Exercise requirements | Could you output the entries that follow exactly, omitting any pictures they contain?

Data to process |
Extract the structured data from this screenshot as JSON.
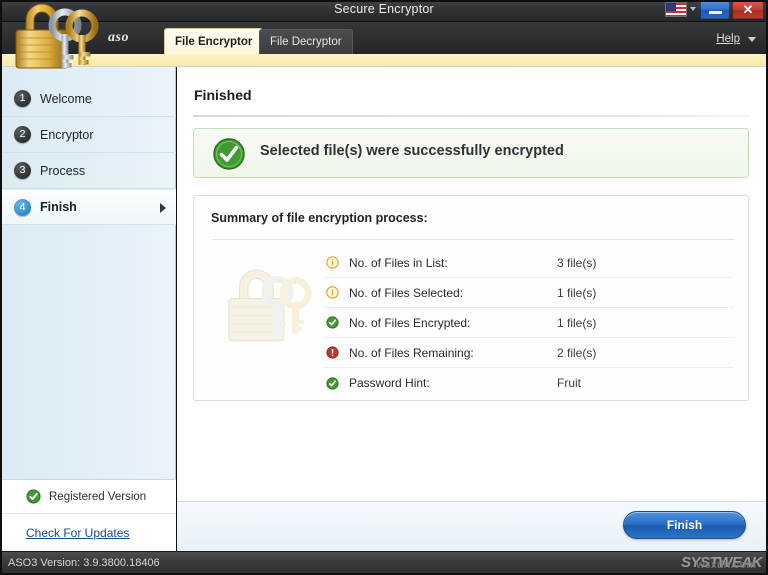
{
  "window": {
    "title": "Secure Encryptor",
    "minimize_label": "minimize",
    "close_label": "✕",
    "language_icon": "us-flag-icon"
  },
  "tabs": {
    "brand": "aso",
    "items": [
      {
        "label": "File Encryptor",
        "active": true
      },
      {
        "label": "File Decryptor",
        "active": false
      }
    ],
    "help_label": "Help"
  },
  "sidebar": {
    "items": [
      {
        "num": "1",
        "label": "Welcome",
        "active": false
      },
      {
        "num": "2",
        "label": "Encryptor",
        "active": false
      },
      {
        "num": "3",
        "label": "Process",
        "active": false
      },
      {
        "num": "4",
        "label": "Finish",
        "active": true
      }
    ],
    "registered_label": "Registered Version",
    "update_link": "Check For Updates"
  },
  "main": {
    "page_title": "Finished",
    "banner_text": "Selected file(s) were successfully encrypted",
    "summary_title": "Summary of file encryption process:",
    "rows": [
      {
        "icon": "info-icon",
        "label": "No. of Files in List:",
        "value": "3 file(s)"
      },
      {
        "icon": "info-icon",
        "label": "No. of Files Selected:",
        "value": "1 file(s)"
      },
      {
        "icon": "success-icon",
        "label": "No. of Files Encrypted:",
        "value": "1 file(s)"
      },
      {
        "icon": "error-icon",
        "label": "No. of Files Remaining:",
        "value": "2 file(s)"
      },
      {
        "icon": "success-icon",
        "label": "Password Hint:",
        "value": "Fruit"
      }
    ]
  },
  "footer": {
    "finish_button": "Finish"
  },
  "statusbar": {
    "version_text": "ASO3 Version: 3.9.3800.18406",
    "watermark": "SYSTWEAK",
    "watermark_sub": "wsxdn.com"
  },
  "colors": {
    "accent_blue": "#2a6fc4",
    "success_green": "#3f9a30",
    "info_orange": "#e0a52a",
    "error_red": "#c0392e",
    "tab_yellow": "#fdf3c5",
    "sidebar_blue": "#e2eff6"
  }
}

The answer |
Extract the structured data from this screenshot as JSON.
{
  "window": {
    "title": "Secure Encryptor",
    "minimize_label": "minimize",
    "close_label": "✕",
    "language_icon": "us-flag-icon"
  },
  "tabs": {
    "brand": "aso",
    "items": [
      {
        "label": "File Encryptor",
        "active": true
      },
      {
        "label": "File Decryptor",
        "active": false
      }
    ],
    "help_label": "Help"
  },
  "sidebar": {
    "items": [
      {
        "num": "1",
        "label": "Welcome",
        "active": false
      },
      {
        "num": "2",
        "label": "Encryptor",
        "active": false
      },
      {
        "num": "3",
        "label": "Process",
        "active": false
      },
      {
        "num": "4",
        "label": "Finish",
        "active": true
      }
    ],
    "registered_label": "Registered Version",
    "update_link": "Check For Updates"
  },
  "main": {
    "page_title": "Finished",
    "banner_text": "Selected file(s) were successfully encrypted",
    "summary_title": "Summary of file encryption process:",
    "rows": [
      {
        "icon": "info-icon",
        "label": "No. of Files in List:",
        "value": "3 file(s)"
      },
      {
        "icon": "info-icon",
        "label": "No. of Files Selected:",
        "value": "1 file(s)"
      },
      {
        "icon": "success-icon",
        "label": "No. of Files Encrypted:",
        "value": "1 file(s)"
      },
      {
        "icon": "error-icon",
        "label": "No. of Files Remaining:",
        "value": "2 file(s)"
      },
      {
        "icon": "success-icon",
        "label": "Password Hint:",
        "value": "Fruit"
      }
    ]
  },
  "footer": {
    "finish_button": "Finish"
  },
  "statusbar": {
    "version_text": "ASO3 Version: 3.9.3800.18406",
    "watermark": "SYSTWEAK",
    "watermark_sub": "wsxdn.com"
  },
  "colors": {
    "accent_blue": "#2a6fc4",
    "success_green": "#3f9a30",
    "info_orange": "#e0a52a",
    "error_red": "#c0392e",
    "tab_yellow": "#fdf3c5",
    "sidebar_blue": "#e2eff6"
  }
}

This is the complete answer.